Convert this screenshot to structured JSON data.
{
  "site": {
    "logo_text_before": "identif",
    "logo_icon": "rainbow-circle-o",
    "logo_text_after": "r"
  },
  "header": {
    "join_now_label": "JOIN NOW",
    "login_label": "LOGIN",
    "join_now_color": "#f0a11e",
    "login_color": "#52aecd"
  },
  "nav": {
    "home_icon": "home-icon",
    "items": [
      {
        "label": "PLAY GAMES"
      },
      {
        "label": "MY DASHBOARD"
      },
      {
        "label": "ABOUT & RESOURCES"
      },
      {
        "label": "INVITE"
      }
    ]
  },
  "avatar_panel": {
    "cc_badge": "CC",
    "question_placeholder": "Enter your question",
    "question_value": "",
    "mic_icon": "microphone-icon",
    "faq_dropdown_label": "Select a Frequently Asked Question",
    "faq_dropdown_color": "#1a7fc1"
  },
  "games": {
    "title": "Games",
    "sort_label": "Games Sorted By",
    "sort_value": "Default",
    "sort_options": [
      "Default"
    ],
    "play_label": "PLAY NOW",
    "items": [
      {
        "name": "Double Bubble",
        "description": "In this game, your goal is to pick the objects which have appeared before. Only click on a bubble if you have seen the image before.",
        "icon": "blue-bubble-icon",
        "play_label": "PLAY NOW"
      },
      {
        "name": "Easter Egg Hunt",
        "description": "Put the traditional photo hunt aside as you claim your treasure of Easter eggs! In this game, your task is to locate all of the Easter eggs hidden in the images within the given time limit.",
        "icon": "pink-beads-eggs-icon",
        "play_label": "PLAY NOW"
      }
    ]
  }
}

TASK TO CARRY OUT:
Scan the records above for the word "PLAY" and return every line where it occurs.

ANSWER TO THIS TASK:
        "label": "PLAY GAMES"
    "play_label": "PLAY NOW",
        "play_label": "PLAY NOW"
        "play_label": "PLAY NOW"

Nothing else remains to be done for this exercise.